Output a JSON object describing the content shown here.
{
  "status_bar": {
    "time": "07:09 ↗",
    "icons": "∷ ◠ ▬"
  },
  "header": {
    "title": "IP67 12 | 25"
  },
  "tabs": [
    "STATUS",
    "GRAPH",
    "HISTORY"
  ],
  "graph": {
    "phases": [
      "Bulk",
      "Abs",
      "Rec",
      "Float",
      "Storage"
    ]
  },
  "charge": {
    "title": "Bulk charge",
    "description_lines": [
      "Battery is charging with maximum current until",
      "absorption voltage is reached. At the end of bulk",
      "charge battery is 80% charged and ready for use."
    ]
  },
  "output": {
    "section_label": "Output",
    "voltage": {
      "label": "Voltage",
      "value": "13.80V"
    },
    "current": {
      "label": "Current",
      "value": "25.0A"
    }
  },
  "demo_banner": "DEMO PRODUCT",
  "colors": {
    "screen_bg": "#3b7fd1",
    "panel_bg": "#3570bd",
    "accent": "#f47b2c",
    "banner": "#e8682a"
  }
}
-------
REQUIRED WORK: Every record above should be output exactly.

TASK ANSWER:
Output a JSON object describing the content shown here.
{
  "status_bar": {
    "time": "07:09 ↗",
    "icons": "∷ ◠ ▬"
  },
  "header": {
    "title": "IP67 12 | 25"
  },
  "tabs": [
    "STATUS",
    "GRAPH",
    "HISTORY"
  ],
  "graph": {
    "phases": [
      "Bulk",
      "Abs",
      "Rec",
      "Float",
      "Storage"
    ]
  },
  "charge": {
    "title": "Bulk charge",
    "description_lines": [
      "Battery is charging with maximum current until",
      "absorption voltage is reached. At the end of bulk",
      "charge battery is 80% charged and ready for use."
    ]
  },
  "output": {
    "section_label": "Output",
    "voltage": {
      "label": "Voltage",
      "value": "13.80V"
    },
    "current": {
      "label": "Current",
      "value": "25.0A"
    }
  },
  "demo_banner": "DEMO PRODUCT",
  "colors": {
    "screen_bg": "#3b7fd1",
    "panel_bg": "#3570bd",
    "accent": "#f47b2c",
    "banner": "#e8682a"
  }
}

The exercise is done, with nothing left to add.